4
$\begingroup$

puzzle

I think it's either:

7. Multiply the two numbers on the right side. Ex: 7 x 3 = 21(top right ) 2 x 3= 6 (bottom right) 9 x 6= 54(top left) 4 x 6 =24(bottom left).

If the grid is on top, you subtract the numbers on the left side so it will create number that is divisible to the number we produced on the right. If the grid if on the bottom, the you add the numbers on the left side so it will be divisible to the number we produced on the right.

4-1=3. 3 is divisible to 21(top right) 3-1=2. 2 is divisible to 54(top left) 2+4= 6. 6 is divisible to 6(bottom right) 6+0=6. 6 is divisible to 24(bottom left)

Middle grid

we'll assume that the middle grid follows the same rule as the bottom grids. 4+3=7. So that means the question mark has to be 7 to make the rule possible. 7 x 3= 21. 7 can be divided into 21

I came here today with the hope that you guys would have a much better reasoning.
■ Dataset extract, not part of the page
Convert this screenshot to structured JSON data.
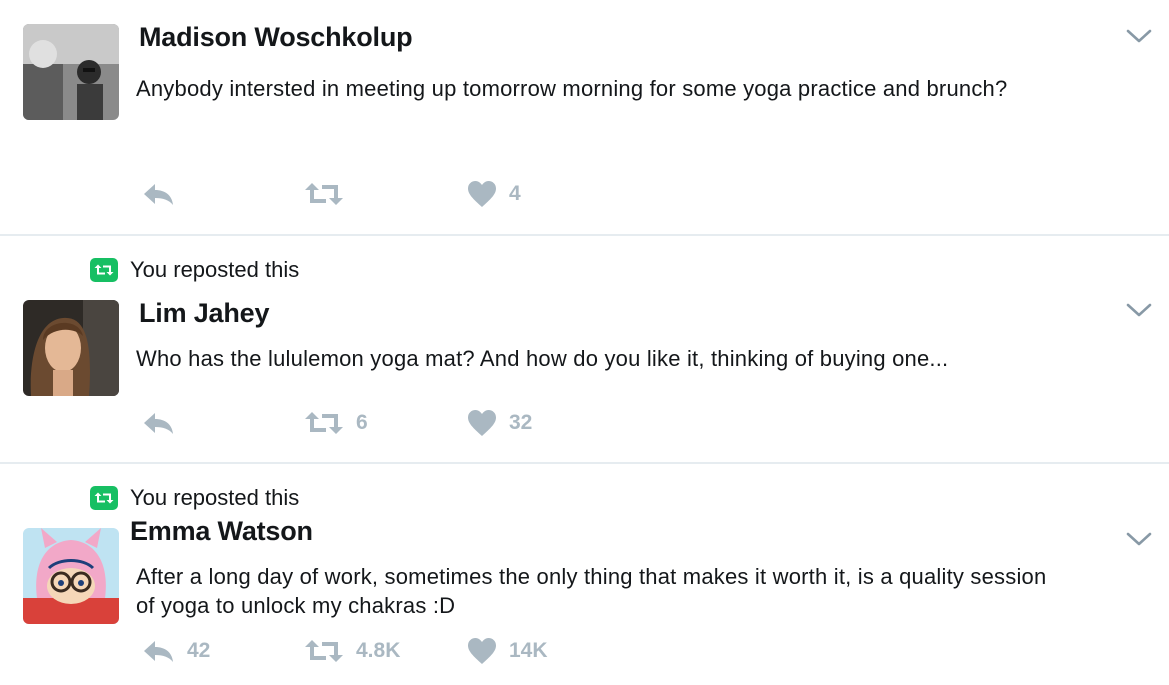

This puzzle was dusted off from the "very" boujee dating site known as iqcatch.com

$\endgroup$
  • 3
    $\begingroup$ You should mention the sources of the puzzle. Please edit your post accordingly. $\endgroup$ – Matsmath Sep 15 '16 at 6:32
  • $\begingroup$ It's from a intellectuals dating site i think? Ever heard of iqcatch.com? Lmao me either $\endgroup$ – bill bsl Sep 15 '16 at 6:34
  • 2
    $\begingroup$ "Much unknown. Very arbitrary." - Doge $\endgroup$ – Engineer Toast Sep 15 '16 at 16:00
  • $\begingroup$ I was more commenting on the puzzle itself (as well as an attempt at humor based on the title). The "find the pattern" puzzles from IQ tests so often because "find my pattern" puzzles, instead. $\endgroup$ – Engineer Toast Sep 15 '16 at 19:38
  • $\begingroup$ @Engineertoast tbh, i didn't expect anybody here to get that reference. $\endgroup$ – bill bsl Sep 15 '16 at 19:53
10
$\begingroup$

I think the answer is:

2, indeed.

But the reasoning is different:

Start with the top left box, and move around the other boxes in a clockwise spiral towards the centre. Read each box as a pair of 2 digit numbers, one above the other. The sum of these 2 digit numbers follows the sequence 55, 60, 65, 70 and 75, box after box.
For example, the first box is $39+16$ then it is $47+13$, until the last box : $43+3?$, hence $?=2$.

$\endgroup$
  • $\begingroup$ Very good solution. I think it would even better pointing out that the sum of the two numbers in the central box could not start the sequence in a clockwise spiral (50) so it has to be 75. $\endgroup$ – marcoresk Sep 15 '16 at 9:26
5
$\begingroup$

Is it:

2. Add all the numbers in a grid, add $1$, and take floor(sum/$5$), this number goes into the centre grid.

or, an alternative method:

Add all the number in a grid, and take floor(sum/$6$)$+1$, this number goes into the centre grid.

$\endgroup$
3
$\begingroup$

I think it is:

1

Because:

When you look at the other boxes, all of them have 2 numbers which when added together form one of the other (always the hightest) numbers. When we do the same to the box in the middle, the highest there is 4, so to achieve this, we need one to be added to three.

$\endgroup$
  • $\begingroup$ By that logic it could also be 7 $\endgroup$ – Kruga Sep 16 '16 at 8:22
  • $\begingroup$ Oh shoot, you are right. Come to think of it, by the same logic it could also be 6 (3x3)... $\endgroup$ – Foitn Sep 16 '16 at 8:23

Your Answer

By clicking “Post Your Answer”, you agree to our terms of service, privacy policy and cookie policy

Not the answer you're looking for? Browse other questions tagged or ask your own question.